PEKIN — The city’s police department and its officers saved two people from drug overdose deaths in recent months and conceivably more through the department’s Heroin Initiative, a one-of-a-kind drug fighting program.

“There’s no doubt the two were at death’s door” before officers short-circuited the opiate drugs they’d taken with naloxone they now carry as part of the Initiative, said Police Chief John Dossey.

Those were battles won against the rise of heroin in Tazewell County, reflecting a nationwide trend. 

Just as strenuous — and markedly successful in 2016 — are the combined efforts of Tazewell’s police and health communities to quell the scourge of prescription drugs.

Ten people died of heroin-related overdoses in the county last year, two more than in 2015 and twice as many as in 2012.

Yet deaths from prescription drugs, of a wide variety that includes tightly controlled morphine and methadone, dropped to eight, significantly less than in each of the previous two years.

In all, 18 people died last year from drugs they took in Tazewell, including two who were pronounced dead at Peoria hospitals.

That was four fewer than 2015 totals and beneath the county’s latest five-year average of 20.3, a number inflated by a one-year epidemic of 34 prescription-related deaths in 2012.

Last year’s numbers, however, reveal heroin has resumed its place and risen to new heights as Tazewell’s deadliest drug, even as Dossey can point to other numbers that show battles won by Pekin’s Heroin Initiative. 

“Everyone knows about heroin,” Dossey said, but with the multi-pronged Initiative his department launched early last September, “we’re trying to cover all the facets of opiates and (prescription drug) opioids, pain killers.”

The Initiative combines several efforts to educate the public about deadly drugs, curb their supply on the streets and their demand from addicted users, and gives Pekin officers the ability to save lives with naloxone. 

In all, “It’s very impressive,” said Jamie Harwood, Peoria County’s newly elected coroner.

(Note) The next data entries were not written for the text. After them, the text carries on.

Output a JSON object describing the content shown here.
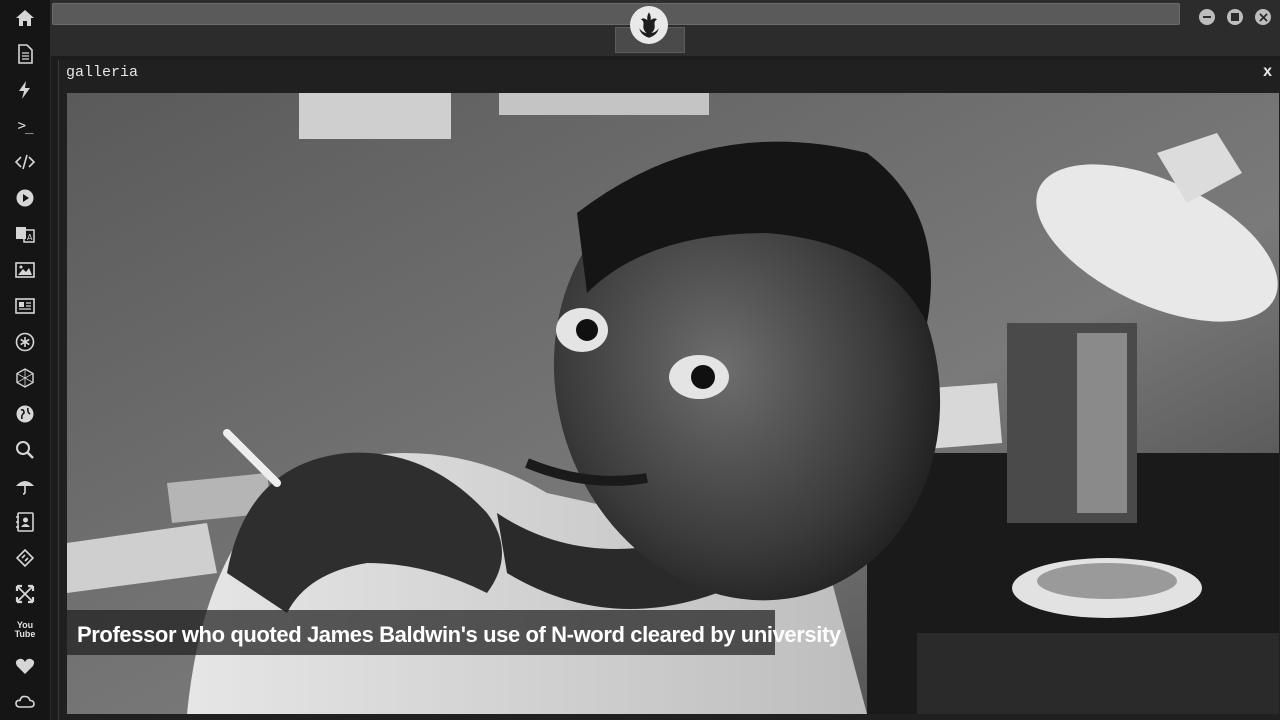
{
  "sidebar": {
    "items": [
      {
        "icon": "home-icon"
      },
      {
        "icon": "document-icon"
      },
      {
        "icon": "lightning-icon"
      },
      {
        "icon": "terminal-icon",
        "glyph": ">_"
      },
      {
        "icon": "code-icon"
      },
      {
        "icon": "play-icon"
      },
      {
        "icon": "translate-icon"
      },
      {
        "icon": "image-icon"
      },
      {
        "icon": "newspaper-icon"
      },
      {
        "icon": "asterisk-icon"
      },
      {
        "icon": "hexagon-icon"
      },
      {
        "icon": "globe-icon"
      },
      {
        "icon": "search-icon"
      },
      {
        "icon": "umbrella-icon"
      },
      {
        "icon": "contact-card-icon"
      },
      {
        "icon": "embed-icon"
      },
      {
        "icon": "expand-icon"
      },
      {
        "icon": "youtube-icon",
        "glyph_top": "You",
        "glyph_bottom": "Tube"
      },
      {
        "icon": "heart-icon"
      },
      {
        "icon": "cloud-icon"
      }
    ]
  },
  "topbar": {
    "address_value": "",
    "logo_icon": "rebel-alliance-icon",
    "window_buttons": [
      "minimize-icon",
      "maximize-icon",
      "close-icon"
    ]
  },
  "window": {
    "title": "galleria",
    "close_label": "x",
    "photo": {
      "description_icon": "photo-black-white-portrait",
      "caption": "Professor who quoted James Baldwin's use of N-word cleared by university"
    }
  },
  "colors": {
    "background": "#1c1c1c",
    "rail": "#151515",
    "chrome": "#2c2c2c",
    "address_bar": "#5a5a5a",
    "caption_bg": "#1e1e1e",
    "text": "#ffffff"
  }
}
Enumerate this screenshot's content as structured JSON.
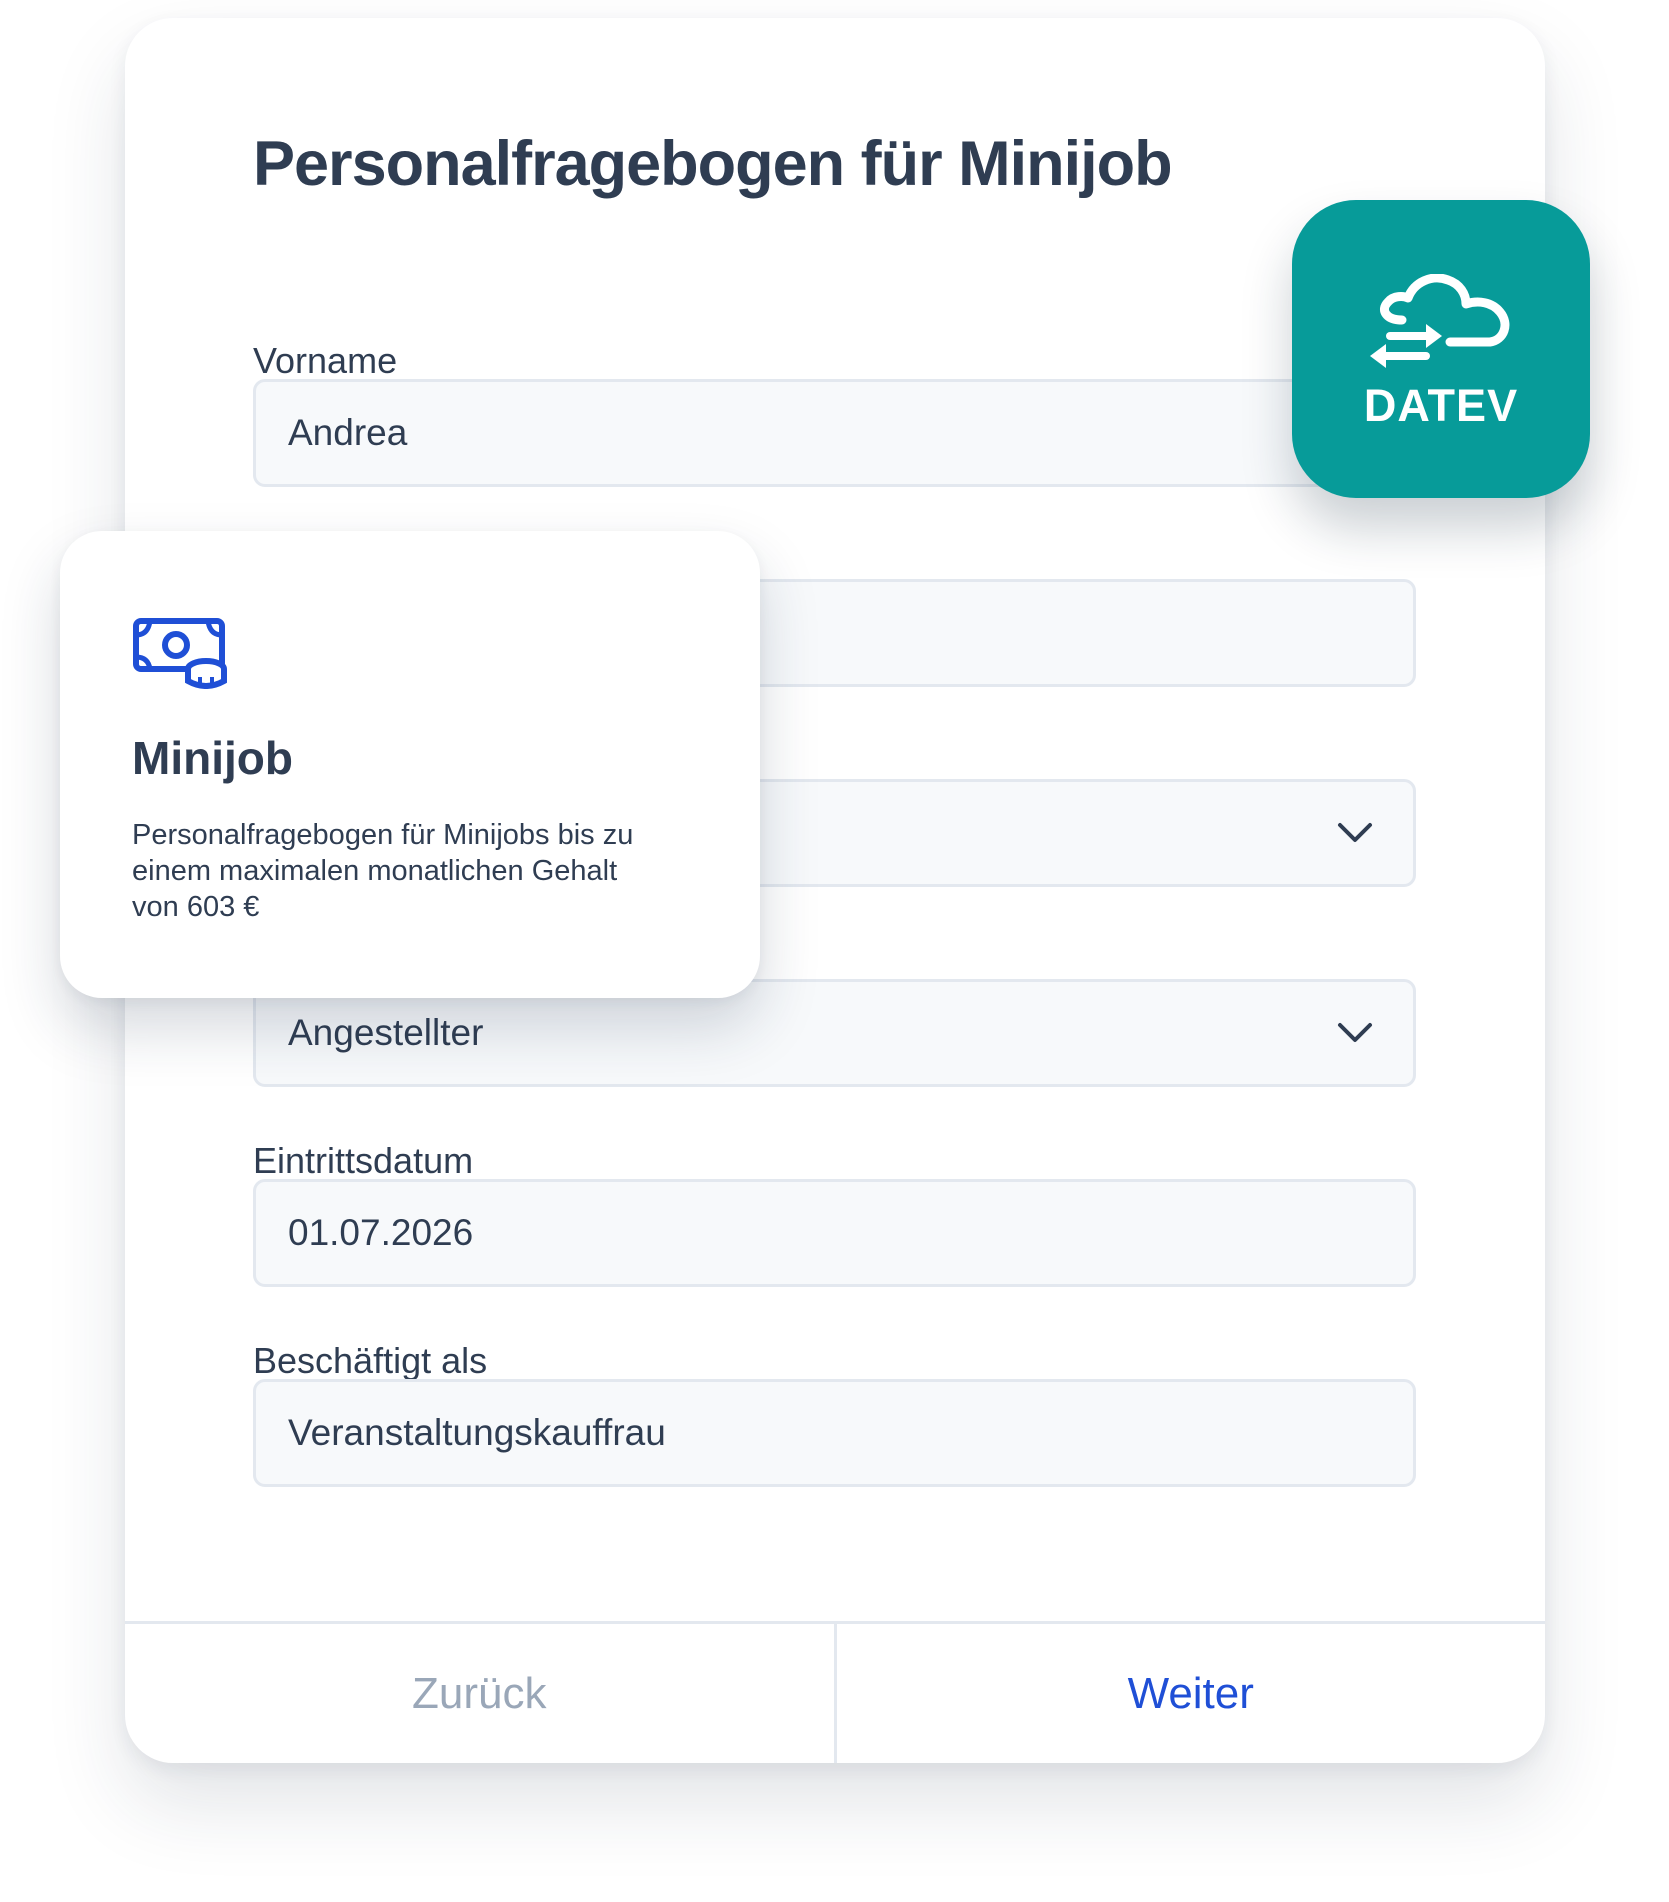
{
  "form": {
    "title": "Personalfragebogen für Minijob",
    "fields": [
      {
        "label": "Vorname",
        "value": "Andrea"
      },
      {
        "label": "",
        "value": ""
      },
      {
        "label": "",
        "value": ""
      },
      {
        "label": "",
        "value": "Angestellter"
      },
      {
        "label": "Eintrittsdatum",
        "value": "01.07.2026"
      },
      {
        "label": "Beschäftigt als",
        "value": "Veranstaltungskauffrau"
      }
    ],
    "back_label": "Zurück",
    "next_label": "Weiter"
  },
  "badge": {
    "brand": "DATEV",
    "icon": "cloud-sync-icon",
    "color": "#079b99"
  },
  "info_card": {
    "icon": "money-coin-icon",
    "title": "Minijob",
    "description": "Personalfragebogen für Minijobs bis zu einem maximalen monatlichen Gehalt von 603 €"
  },
  "colors": {
    "accent": "#1f4fd6",
    "text": "#2f3d52",
    "muted": "#9aa7b8",
    "field_bg": "#f7f9fb",
    "field_border": "#e3e8ef"
  }
}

Pekin joined Bartonville last September as the only two area police departments equipped with the fast-acting opiate antidote, which AMT and city Fire Department paramedics also carry.

No other department in central Illinois, however, offers Safe Passages, a program in conjunction with a Springfield-based addiction treatment center.

It promises Pekin residents they will not be arrested if they bring their drugs or paraphernalia, such as syringes, to police headquarters along with their desire to enter the center’s care facility.

Since September, eight people “have put their trust in us,” Dossey said. “Who knows if they might’ve joined the (drug fatalities) list if they hadn’t.”

Also in his headquarters’ lobby is a drop box, in which people can discard prescription drugs they no longer use. “We empty that at least twice a week,” he said.

Another strategy to reduce the supply of potentially deadly pain pills on the streets is one Dossey said came from a department staff meeting last January. Its impact stunned him.

In one prior month, the department took about 70 reports from people claiming their pills had been stolen. Too often, their goal was to use those filed reports to obtain doctors’ prescriptions for unneeded refills, Dossey said.

The department now requires them to bring a statement to their doctors reporting their theft claims. That alerts the doctor to the possibility “that their patient might be an addict” in search of more pills. 

“He’s going to ask some tough questions,” while the patient is alerted to the felony charge awaiting a false theft report, Dossey said.

In the month after the statements became part of the process, pain pill theft reports dropped to two, he said.

Follow Michael Smothers at Twitter.com/msmotherspekin